Exercise: Each record should reappear exactly in your answer, minus any picture.

Material for this exercise:
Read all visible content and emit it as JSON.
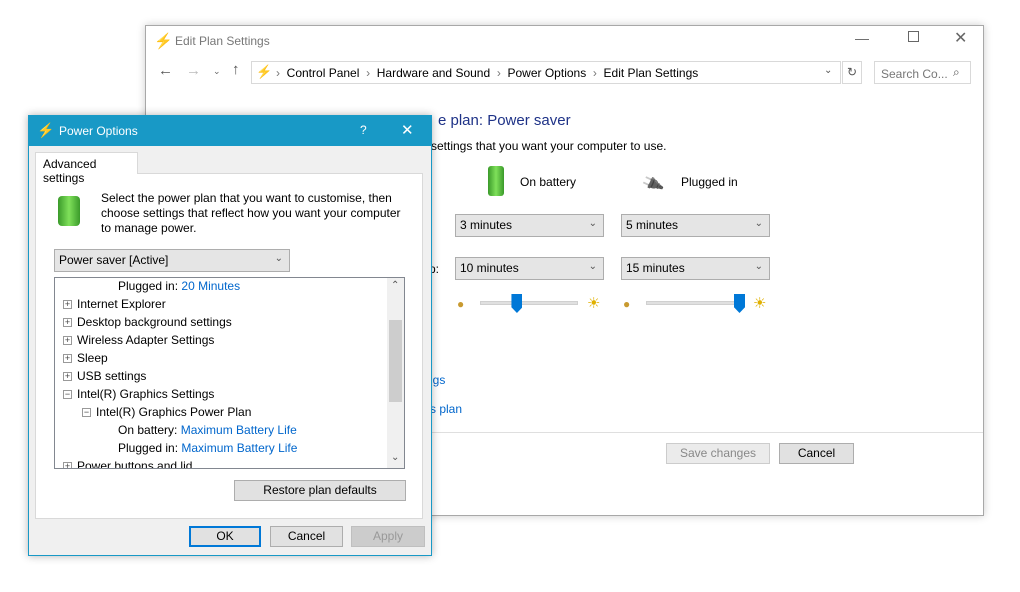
{
  "back_window": {
    "title": "Edit Plan Settings",
    "breadcrumb": [
      "Control Panel",
      "Hardware and Sound",
      "Power Options",
      "Edit Plan Settings"
    ],
    "search_placeholder": "Search Co...",
    "heading_fragment": "e plan: Power saver",
    "subheading_fragment": "settings that you want your computer to use.",
    "col_battery": "On battery",
    "col_plugged": "Plugged in",
    "row2_label_fragment": "p:",
    "display_battery": "3 minutes",
    "display_plugged": "5 minutes",
    "sleep_battery": "10 minutes",
    "sleep_plugged": "15 minutes",
    "brightness_battery_percent": 35,
    "brightness_plugged_percent": 100,
    "link1_fragment": "ngs",
    "link2_fragment": "s plan",
    "save_label": "Save changes",
    "cancel_label": "Cancel",
    "accent": "#0066cc"
  },
  "dialog": {
    "title": "Power Options",
    "help": "?",
    "close": "✕",
    "tab": "Advanced settings",
    "description": "Select the power plan that you want to customise, then choose settings that reflect how you want your computer to manage power.",
    "plan": "Power saver [Active]",
    "tree": [
      {
        "label": "Plugged in:",
        "value": "20 Minutes",
        "level": 2
      },
      {
        "label": "Internet Explorer",
        "expander": "+",
        "level": 0
      },
      {
        "label": "Desktop background settings",
        "expander": "+",
        "level": 0
      },
      {
        "label": "Wireless Adapter Settings",
        "expander": "+",
        "level": 0
      },
      {
        "label": "Sleep",
        "expander": "+",
        "level": 0
      },
      {
        "label": "USB settings",
        "expander": "+",
        "level": 0
      },
      {
        "label": "Intel(R) Graphics Settings",
        "expander": "−",
        "level": 0
      },
      {
        "label": "Intel(R) Graphics Power Plan",
        "expander": "−",
        "level": 1
      },
      {
        "label": "On battery:",
        "value": "Maximum Battery Life",
        "level": 2
      },
      {
        "label": "Plugged in:",
        "value": "Maximum Battery Life",
        "level": 2
      },
      {
        "label": "Power buttons and lid",
        "expander": "+",
        "level": 0
      }
    ],
    "restore_label": "Restore plan defaults",
    "ok_label": "OK",
    "cancel_label": "Cancel",
    "apply_label": "Apply",
    "title_color": "#1899c6"
  }
}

Response:
Read all visible content and emit it as JSON.
{
  "back_window": {
    "title": "Edit Plan Settings",
    "breadcrumb": [
      "Control Panel",
      "Hardware and Sound",
      "Power Options",
      "Edit Plan Settings"
    ],
    "search_placeholder": "Search Co...",
    "heading_fragment": "e plan: Power saver",
    "subheading_fragment": "settings that you want your computer to use.",
    "col_battery": "On battery",
    "col_plugged": "Plugged in",
    "row2_label_fragment": "p:",
    "display_battery": "3 minutes",
    "display_plugged": "5 minutes",
    "sleep_battery": "10 minutes",
    "sleep_plugged": "15 minutes",
    "brightness_battery_percent": 35,
    "brightness_plugged_percent": 100,
    "link1_fragment": "ngs",
    "link2_fragment": "s plan",
    "save_label": "Save changes",
    "cancel_label": "Cancel",
    "accent": "#0066cc"
  },
  "dialog": {
    "title": "Power Options",
    "help": "?",
    "close": "✕",
    "tab": "Advanced settings",
    "description": "Select the power plan that you want to customise, then choose settings that reflect how you want your computer to manage power.",
    "plan": "Power saver [Active]",
    "tree": [
      {
        "label": "Plugged in:",
        "value": "20 Minutes",
        "level": 2
      },
      {
        "label": "Internet Explorer",
        "expander": "+",
        "level": 0
      },
      {
        "label": "Desktop background settings",
        "expander": "+",
        "level": 0
      },
      {
        "label": "Wireless Adapter Settings",
        "expander": "+",
        "level": 0
      },
      {
        "label": "Sleep",
        "expander": "+",
        "level": 0
      },
      {
        "label": "USB settings",
        "expander": "+",
        "level": 0
      },
      {
        "label": "Intel(R) Graphics Settings",
        "expander": "−",
        "level": 0
      },
      {
        "label": "Intel(R) Graphics Power Plan",
        "expander": "−",
        "level": 1
      },
      {
        "label": "On battery:",
        "value": "Maximum Battery Life",
        "level": 2
      },
      {
        "label": "Plugged in:",
        "value": "Maximum Battery Life",
        "level": 2
      },
      {
        "label": "Power buttons and lid",
        "expander": "+",
        "level": 0
      }
    ],
    "restore_label": "Restore plan defaults",
    "ok_label": "OK",
    "cancel_label": "Cancel",
    "apply_label": "Apply",
    "title_color": "#1899c6"
  }
}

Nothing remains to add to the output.